- **Record extracts**

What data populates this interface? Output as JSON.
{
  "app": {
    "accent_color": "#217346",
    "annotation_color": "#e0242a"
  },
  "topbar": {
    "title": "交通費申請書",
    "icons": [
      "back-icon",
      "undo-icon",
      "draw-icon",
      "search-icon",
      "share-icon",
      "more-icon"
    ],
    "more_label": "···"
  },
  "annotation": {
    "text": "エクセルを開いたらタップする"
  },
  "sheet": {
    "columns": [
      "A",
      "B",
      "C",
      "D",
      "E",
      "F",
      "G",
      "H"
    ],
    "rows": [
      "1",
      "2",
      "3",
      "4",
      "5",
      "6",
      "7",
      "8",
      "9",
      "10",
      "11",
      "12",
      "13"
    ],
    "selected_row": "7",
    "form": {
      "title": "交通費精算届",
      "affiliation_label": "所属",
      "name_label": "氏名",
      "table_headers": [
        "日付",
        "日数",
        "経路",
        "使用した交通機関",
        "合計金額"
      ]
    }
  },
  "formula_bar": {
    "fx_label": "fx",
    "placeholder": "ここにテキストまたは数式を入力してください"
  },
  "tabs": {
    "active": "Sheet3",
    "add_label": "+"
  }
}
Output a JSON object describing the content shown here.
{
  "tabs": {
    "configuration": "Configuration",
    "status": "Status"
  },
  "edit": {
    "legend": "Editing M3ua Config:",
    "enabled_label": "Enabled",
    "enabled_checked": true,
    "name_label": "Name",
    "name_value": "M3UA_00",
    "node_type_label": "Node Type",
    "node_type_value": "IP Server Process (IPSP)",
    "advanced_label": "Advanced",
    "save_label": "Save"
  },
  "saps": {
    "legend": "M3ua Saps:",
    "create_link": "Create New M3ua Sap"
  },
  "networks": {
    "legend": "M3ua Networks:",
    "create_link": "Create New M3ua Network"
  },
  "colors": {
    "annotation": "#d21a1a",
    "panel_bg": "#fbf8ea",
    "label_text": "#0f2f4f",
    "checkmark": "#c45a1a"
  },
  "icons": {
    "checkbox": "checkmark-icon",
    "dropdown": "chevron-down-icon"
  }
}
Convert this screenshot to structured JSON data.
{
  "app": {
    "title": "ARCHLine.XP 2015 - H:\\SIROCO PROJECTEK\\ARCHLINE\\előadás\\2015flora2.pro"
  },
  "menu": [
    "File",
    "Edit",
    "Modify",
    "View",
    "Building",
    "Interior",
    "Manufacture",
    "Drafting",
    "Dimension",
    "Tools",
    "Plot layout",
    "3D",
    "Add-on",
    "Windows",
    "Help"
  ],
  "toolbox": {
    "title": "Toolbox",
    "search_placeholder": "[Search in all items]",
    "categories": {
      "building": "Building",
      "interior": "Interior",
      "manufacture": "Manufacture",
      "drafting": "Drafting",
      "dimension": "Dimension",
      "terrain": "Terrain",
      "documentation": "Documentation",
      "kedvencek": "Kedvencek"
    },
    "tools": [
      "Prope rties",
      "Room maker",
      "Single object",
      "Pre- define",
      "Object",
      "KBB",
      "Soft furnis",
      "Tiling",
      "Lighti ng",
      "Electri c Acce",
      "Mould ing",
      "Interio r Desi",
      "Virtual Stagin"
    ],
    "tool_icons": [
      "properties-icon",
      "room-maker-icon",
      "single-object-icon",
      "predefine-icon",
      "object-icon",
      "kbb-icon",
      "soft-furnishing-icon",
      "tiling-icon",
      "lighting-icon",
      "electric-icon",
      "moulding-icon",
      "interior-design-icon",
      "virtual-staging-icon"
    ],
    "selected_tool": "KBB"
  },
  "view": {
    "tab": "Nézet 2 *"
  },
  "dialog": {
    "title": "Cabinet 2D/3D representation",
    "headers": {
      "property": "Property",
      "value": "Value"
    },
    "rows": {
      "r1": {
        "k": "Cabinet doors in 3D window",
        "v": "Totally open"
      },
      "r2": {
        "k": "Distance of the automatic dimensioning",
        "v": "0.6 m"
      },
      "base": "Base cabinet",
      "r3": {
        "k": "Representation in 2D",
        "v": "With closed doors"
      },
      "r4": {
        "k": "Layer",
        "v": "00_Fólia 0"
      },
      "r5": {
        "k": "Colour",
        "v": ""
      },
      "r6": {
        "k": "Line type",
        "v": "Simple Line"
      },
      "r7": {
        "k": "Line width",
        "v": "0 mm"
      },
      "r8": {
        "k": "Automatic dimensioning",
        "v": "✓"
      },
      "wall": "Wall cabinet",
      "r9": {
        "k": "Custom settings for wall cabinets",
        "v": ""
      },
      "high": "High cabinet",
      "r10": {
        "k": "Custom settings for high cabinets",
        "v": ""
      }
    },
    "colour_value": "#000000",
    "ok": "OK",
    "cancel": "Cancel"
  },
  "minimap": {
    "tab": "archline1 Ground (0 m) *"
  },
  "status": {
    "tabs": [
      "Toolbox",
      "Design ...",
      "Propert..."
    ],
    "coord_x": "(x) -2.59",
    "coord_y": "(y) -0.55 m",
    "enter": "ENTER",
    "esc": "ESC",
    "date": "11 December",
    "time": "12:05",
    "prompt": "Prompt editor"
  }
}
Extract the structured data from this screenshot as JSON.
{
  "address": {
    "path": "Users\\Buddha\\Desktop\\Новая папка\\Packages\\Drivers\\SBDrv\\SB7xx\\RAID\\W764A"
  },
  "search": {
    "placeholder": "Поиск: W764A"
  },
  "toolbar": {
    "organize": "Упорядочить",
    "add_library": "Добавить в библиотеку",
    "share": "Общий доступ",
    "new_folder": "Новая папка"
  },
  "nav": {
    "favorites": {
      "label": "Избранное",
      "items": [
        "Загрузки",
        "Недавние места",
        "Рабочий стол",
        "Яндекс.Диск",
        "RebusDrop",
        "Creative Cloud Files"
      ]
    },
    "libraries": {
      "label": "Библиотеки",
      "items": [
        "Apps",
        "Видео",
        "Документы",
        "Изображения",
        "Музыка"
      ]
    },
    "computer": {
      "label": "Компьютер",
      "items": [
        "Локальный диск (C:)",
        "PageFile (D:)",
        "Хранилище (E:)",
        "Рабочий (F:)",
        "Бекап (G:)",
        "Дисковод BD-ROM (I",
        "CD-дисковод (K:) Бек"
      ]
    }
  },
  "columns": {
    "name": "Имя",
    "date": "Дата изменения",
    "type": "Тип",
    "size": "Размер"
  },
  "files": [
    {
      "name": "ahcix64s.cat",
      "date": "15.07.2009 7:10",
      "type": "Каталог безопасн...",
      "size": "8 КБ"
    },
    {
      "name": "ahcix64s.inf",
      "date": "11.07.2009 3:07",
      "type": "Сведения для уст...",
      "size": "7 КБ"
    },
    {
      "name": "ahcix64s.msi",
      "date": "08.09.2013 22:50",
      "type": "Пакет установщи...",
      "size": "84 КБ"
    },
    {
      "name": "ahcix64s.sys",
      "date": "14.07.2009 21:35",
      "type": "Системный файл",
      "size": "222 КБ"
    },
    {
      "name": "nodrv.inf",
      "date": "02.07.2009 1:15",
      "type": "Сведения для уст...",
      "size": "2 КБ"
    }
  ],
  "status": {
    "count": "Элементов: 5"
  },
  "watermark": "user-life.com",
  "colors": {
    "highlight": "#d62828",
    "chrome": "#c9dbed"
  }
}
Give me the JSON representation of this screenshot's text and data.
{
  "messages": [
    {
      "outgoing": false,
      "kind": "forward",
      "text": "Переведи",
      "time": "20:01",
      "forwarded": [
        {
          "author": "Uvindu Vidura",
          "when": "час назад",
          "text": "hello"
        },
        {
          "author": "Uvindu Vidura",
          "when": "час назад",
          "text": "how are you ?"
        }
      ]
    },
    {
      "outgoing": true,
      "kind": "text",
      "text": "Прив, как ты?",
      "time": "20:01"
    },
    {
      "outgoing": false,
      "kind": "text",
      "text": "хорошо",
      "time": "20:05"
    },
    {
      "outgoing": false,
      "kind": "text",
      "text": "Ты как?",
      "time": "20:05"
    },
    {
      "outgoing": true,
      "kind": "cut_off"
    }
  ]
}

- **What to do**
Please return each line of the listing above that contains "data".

- **Result**
What data populates this interface? Output as JSON.
Convert this screenshot to structured JSON data.
Extract the structured data from this screenshot as JSON.
Give me the JSON representation of this screenshot's text and data.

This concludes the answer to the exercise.